A shark’s menacing teeth can scare anyone out of the water — but one aspect of some sharks’ existence may be worth emulating: their ability to regrow teeth.
An experimental medicine in Japan that could revolutionize the field of dentistry is now moving to clinical trials to create, potentially, the world’s first medicine to regrow teeth, according to a recent report in the country’s national news site, the Mainichi.
Those eligible to participate in the trial will be patients who have not developed a full set of teeth due to factors that occur during birth, according to the report.
The medical term for the genetic condition is known as anodontia, meaning the complete absence of teeth; in partial anodontia, people are missing some of their teeth, according to the National Organization for Rare Disorders (NORD).
Health care providers start to suspect the dental condition when babies don’t develop teeth by the time they are 13 months old, said the Cleveland Clinic.
These patients often have difficulty with chewing and speaking, which can negatively affect their digestion, cause gum damage and also stunt jawbone growth, Cleveland Clinic added.
The clinical trials are due to begin in July 2024 in Japan.
If successful, the medicine could be available for regulatory approval by 2030, according to the report.
‘Idea of growing new teeth’
“The idea of growing new teeth is every dentist’s dream,” Dr. Katsu Takahashi, lead researcher of the study and head of the dentistry and oral surgery department at the Medical Research Institute Kitano Hospital, told Mainichi.
Takahashi has been working on making his dream a reality since his days as a graduate student, according to reports.
After dental school, Takahashi pursued graduate studies in molecular biology at Kyoto University in 1991 in Kyoto, Japan.
Upon his graduation, he traveled to the United States when research at the time was starting to discover genes that could cause mice to grow fewer teeth.
Fox News Digital reached out to Dr. Katsu Takahashi for comment.
“There are decades’ worth of studies related to various ways of growing human tooth tissue,” Dr. Erinne Kennedy, American Dental Association spokesperson and director of pre-doctoral dental education at Kansas City University’s College of Dental Medicine in Missouri, told Fox News Digital.
Takahashi learned that the number of teeth varied only with only one gene mutation — so he decided to do further research by targeting specific genes that could potentially grow teeth.
Relatively new research
Armed with new inspiration, he returned to Kyoto University around 2005 to work with researchers who discovered a gene that made a protein called USAG-1, which limits the number of teeth that can grow.

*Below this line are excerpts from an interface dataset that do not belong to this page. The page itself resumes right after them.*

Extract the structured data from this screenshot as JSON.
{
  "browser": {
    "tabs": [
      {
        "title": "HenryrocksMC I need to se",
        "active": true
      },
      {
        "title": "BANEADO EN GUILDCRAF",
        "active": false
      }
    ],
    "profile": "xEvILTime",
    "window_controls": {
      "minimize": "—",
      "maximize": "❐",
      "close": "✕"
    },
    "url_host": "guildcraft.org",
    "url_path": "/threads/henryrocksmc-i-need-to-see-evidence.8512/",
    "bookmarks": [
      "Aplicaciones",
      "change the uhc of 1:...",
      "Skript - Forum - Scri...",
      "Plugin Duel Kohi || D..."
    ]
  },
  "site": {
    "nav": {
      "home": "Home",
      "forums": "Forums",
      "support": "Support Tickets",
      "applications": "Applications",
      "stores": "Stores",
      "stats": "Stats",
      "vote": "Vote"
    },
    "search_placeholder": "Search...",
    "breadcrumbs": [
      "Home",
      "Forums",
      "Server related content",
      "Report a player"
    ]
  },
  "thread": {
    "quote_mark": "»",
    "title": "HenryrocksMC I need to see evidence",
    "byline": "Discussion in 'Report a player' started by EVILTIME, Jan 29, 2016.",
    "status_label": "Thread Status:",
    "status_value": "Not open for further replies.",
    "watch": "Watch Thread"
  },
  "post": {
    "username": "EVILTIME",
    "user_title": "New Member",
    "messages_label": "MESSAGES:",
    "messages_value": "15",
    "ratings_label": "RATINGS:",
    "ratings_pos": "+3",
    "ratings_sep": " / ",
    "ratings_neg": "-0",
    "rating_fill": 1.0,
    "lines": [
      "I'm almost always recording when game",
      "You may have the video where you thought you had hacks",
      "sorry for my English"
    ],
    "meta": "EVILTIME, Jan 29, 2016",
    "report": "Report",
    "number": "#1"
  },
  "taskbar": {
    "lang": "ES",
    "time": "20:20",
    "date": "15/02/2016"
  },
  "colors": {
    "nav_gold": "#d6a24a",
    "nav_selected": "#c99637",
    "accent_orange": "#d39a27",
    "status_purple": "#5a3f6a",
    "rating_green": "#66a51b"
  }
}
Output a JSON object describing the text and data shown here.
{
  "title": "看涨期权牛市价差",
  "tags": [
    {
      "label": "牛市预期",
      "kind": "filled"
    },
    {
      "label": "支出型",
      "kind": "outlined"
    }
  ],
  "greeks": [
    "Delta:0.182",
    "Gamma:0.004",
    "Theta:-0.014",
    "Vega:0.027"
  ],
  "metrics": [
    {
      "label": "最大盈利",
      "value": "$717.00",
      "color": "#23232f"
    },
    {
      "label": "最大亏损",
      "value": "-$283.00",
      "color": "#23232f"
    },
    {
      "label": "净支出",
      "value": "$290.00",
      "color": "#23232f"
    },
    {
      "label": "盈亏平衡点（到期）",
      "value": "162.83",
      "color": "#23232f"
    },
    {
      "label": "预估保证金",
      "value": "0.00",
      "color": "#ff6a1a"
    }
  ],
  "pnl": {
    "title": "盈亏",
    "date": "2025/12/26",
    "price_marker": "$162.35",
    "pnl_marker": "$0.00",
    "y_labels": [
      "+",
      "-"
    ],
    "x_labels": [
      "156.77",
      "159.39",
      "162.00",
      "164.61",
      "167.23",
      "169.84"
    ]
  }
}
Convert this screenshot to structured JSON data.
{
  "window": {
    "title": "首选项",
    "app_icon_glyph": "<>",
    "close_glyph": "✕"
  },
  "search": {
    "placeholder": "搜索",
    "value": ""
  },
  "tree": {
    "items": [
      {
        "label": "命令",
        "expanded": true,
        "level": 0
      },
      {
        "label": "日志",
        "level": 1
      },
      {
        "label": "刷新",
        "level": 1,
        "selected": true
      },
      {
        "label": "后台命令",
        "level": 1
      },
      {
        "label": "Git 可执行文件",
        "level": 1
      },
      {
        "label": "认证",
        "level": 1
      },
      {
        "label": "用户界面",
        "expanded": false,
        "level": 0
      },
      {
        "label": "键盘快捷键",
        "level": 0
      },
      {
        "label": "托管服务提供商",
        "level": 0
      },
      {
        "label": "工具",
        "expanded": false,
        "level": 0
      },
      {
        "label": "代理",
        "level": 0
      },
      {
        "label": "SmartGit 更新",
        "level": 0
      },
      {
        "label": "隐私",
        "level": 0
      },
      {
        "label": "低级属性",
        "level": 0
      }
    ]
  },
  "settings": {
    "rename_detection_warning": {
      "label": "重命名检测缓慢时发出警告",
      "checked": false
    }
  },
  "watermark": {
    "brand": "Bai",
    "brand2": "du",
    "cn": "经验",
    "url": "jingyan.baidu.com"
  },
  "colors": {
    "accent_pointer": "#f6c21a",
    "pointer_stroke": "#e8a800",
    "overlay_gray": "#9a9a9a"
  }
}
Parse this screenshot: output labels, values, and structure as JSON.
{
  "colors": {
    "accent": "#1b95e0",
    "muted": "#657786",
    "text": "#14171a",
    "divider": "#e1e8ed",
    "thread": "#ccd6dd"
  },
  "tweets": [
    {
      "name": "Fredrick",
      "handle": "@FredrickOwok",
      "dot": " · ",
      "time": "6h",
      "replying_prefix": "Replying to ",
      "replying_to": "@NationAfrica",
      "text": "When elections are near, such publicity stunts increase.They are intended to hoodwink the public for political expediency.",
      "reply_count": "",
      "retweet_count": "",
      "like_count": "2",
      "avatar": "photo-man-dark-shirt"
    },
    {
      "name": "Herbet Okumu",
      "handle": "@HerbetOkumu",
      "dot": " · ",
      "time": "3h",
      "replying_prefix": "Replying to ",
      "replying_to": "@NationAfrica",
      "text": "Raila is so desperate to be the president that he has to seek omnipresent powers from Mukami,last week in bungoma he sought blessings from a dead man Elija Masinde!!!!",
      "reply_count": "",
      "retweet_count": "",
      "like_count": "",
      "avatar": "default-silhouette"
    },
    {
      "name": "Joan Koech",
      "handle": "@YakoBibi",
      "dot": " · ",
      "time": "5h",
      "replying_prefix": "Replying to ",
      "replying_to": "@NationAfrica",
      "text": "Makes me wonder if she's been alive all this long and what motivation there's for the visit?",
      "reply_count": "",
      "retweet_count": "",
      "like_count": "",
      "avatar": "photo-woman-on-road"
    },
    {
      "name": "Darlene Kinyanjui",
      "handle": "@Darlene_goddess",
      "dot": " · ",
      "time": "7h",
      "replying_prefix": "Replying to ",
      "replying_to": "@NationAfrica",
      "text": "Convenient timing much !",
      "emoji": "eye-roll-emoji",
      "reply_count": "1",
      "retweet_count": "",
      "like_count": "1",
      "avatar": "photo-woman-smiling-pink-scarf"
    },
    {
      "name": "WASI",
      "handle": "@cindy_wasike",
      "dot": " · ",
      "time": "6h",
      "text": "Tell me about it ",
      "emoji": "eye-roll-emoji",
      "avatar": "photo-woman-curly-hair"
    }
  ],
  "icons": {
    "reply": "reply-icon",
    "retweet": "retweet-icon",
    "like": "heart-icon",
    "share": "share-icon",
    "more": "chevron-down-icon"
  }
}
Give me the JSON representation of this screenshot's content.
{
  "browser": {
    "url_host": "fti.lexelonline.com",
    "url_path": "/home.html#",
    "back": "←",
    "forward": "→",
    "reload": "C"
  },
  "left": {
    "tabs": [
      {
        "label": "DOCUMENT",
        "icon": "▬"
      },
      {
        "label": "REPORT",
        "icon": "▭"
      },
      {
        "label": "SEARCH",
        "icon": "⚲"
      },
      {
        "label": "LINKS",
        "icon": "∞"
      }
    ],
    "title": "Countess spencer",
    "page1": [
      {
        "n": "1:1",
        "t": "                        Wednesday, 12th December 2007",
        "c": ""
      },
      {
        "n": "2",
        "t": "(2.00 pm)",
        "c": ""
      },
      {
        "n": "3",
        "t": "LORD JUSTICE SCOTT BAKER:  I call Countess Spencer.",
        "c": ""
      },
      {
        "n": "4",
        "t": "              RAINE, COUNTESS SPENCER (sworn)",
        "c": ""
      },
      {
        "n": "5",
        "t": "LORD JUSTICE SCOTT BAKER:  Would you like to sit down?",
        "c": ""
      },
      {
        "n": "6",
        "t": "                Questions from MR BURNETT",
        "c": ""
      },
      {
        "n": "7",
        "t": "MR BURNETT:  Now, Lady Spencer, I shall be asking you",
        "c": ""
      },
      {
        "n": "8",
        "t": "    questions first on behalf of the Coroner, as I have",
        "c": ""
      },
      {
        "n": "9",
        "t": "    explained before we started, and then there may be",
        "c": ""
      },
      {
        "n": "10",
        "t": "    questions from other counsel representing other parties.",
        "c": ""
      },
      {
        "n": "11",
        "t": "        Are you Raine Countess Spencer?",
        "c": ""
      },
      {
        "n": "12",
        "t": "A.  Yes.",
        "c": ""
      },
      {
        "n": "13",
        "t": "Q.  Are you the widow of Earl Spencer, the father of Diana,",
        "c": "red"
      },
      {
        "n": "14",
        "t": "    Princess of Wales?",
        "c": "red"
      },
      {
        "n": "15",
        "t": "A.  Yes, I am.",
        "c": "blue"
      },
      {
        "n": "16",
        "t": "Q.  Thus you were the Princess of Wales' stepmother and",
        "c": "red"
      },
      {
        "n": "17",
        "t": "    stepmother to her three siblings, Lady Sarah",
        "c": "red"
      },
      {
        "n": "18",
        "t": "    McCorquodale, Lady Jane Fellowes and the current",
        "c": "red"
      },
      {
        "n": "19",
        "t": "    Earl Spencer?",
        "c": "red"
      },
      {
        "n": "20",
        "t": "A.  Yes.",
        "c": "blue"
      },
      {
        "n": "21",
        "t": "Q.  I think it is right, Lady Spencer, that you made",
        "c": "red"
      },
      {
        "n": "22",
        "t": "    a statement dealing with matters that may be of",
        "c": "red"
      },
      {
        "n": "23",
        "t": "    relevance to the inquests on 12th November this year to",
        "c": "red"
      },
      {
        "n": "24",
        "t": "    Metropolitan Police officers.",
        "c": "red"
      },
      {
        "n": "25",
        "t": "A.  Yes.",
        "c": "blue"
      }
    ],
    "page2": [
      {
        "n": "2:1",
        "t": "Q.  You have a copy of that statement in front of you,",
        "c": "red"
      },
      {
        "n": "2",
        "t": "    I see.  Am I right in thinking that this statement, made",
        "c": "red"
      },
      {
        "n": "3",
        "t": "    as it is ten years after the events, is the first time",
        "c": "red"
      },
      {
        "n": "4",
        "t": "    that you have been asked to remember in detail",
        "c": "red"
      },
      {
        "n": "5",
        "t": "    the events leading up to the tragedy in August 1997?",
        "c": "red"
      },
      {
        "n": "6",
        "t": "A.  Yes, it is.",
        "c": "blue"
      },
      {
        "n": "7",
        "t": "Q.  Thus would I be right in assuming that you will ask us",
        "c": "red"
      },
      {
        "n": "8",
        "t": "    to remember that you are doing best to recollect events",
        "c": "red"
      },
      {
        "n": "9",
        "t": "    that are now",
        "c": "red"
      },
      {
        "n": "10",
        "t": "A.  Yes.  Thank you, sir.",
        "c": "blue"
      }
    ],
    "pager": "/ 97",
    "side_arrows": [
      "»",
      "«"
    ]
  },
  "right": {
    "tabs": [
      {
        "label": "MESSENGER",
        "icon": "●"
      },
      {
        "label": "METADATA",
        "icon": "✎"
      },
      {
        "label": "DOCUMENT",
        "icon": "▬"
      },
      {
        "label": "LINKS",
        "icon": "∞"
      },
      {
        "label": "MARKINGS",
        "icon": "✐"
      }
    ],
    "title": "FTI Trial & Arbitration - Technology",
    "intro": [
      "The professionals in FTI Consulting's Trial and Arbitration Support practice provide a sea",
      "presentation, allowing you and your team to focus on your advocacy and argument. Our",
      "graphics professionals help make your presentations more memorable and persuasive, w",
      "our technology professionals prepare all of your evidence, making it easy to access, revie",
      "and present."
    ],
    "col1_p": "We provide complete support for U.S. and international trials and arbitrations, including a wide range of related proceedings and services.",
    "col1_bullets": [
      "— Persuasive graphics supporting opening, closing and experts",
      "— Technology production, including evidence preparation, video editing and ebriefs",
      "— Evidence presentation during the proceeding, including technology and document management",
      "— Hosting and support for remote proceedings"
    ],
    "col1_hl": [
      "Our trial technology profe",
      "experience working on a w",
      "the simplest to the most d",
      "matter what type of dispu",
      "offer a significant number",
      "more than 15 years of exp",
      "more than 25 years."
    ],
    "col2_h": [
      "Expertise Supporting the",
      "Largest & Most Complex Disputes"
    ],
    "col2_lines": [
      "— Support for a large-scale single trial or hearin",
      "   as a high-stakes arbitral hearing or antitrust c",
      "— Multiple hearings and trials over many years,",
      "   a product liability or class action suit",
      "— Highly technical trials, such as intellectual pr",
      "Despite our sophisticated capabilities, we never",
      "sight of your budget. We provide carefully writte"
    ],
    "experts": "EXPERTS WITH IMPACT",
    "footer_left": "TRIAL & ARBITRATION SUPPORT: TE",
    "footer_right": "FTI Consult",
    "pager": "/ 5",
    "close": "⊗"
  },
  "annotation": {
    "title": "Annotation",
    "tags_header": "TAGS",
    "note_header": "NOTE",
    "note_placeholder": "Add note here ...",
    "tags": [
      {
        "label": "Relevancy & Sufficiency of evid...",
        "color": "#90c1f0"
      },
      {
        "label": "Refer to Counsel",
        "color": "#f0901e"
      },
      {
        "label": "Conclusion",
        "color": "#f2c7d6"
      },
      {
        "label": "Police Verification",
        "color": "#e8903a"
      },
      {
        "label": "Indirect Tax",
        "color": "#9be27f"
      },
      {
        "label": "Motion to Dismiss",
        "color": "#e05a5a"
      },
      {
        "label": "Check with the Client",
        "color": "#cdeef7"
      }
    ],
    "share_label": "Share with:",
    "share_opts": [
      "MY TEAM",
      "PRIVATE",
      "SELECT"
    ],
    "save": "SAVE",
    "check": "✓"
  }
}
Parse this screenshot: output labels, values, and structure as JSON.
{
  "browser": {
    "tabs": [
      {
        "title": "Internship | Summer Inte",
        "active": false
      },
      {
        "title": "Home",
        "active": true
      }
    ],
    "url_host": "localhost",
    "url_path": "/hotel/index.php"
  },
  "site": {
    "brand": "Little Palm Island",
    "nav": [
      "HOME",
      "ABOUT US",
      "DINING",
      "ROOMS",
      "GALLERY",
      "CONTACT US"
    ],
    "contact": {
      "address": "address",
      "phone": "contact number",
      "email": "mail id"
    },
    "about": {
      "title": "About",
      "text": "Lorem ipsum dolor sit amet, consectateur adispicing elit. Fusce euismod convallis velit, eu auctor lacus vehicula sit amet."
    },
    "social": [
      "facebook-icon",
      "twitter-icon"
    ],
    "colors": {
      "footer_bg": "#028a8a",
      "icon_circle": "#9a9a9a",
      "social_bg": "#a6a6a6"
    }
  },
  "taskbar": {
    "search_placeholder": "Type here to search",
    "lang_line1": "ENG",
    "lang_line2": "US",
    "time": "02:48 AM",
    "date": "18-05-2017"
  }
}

This seemed to mean that “blocking” this protein could grow more teeth — so his research team developed an antibody that latched onto the protein to block its function.
Kennedy, who was not part of the study, noted the research regarding neutralizing antibody therapy to generate tooth tissue is relatively new.
In 2018 lab experiments, mice that developed only a small number of teeth grew new teeth after they received the antibody medicine.
Mice that developed only a small number of teeth grew new teeth after they received the antibody medicine.
The Japanese research team published the research findings in Science Advances in 2021, concluding that USAG-1 controls the number of teeth by inhibiting their development.
“It seems the research is at the initial stage and is projected to conduct a clinical trial in the extreme cases of [lacking all teeth due to] congenital disease,” Takahiro Ogawa, D.D.S., PhD, told Fox News Digital.
Ogawa, who was not involved in the research, is a professor and interim primary investigator at the Weintraub Center for Reconstructive Biotechnology at UCLA School of Dentistry in Los Angeles.
Ogawa cautioned that while the results of the study are exciting, the research has some challenges — as it is not easy to control the shape, location and number of teeth to regrow.
“The researchers used animal models, so it remains to be seen how applicable the findings are to humans,” Kennedy of the American Dental Association also emphasized.
If future research is successful, the medicine potentially could be broadened one day to include more common conditions that cause people to lose their teeth, such as gum disease.
“We are looking forward to seeing further development of the technology.”
“Severe tooth loss — having eight or fewer teeth — impacts the ability to eat meats, fruits and vegetables, and presents yet another challenge to having a healthy diet,” the Centers for Disease Control and Prevention (CDC) said on its website.
Approximately a quarter of adults in the U.S. ages 65 or older have eight or fewer teeth, while nearly one in six adults aged 65 or older have lost all their teeth, the CDC added.
“We are looking forward to seeing further development of the technology to overcome those challenges, optimize the protocol, and establish safety and reliability,” Ogawa said.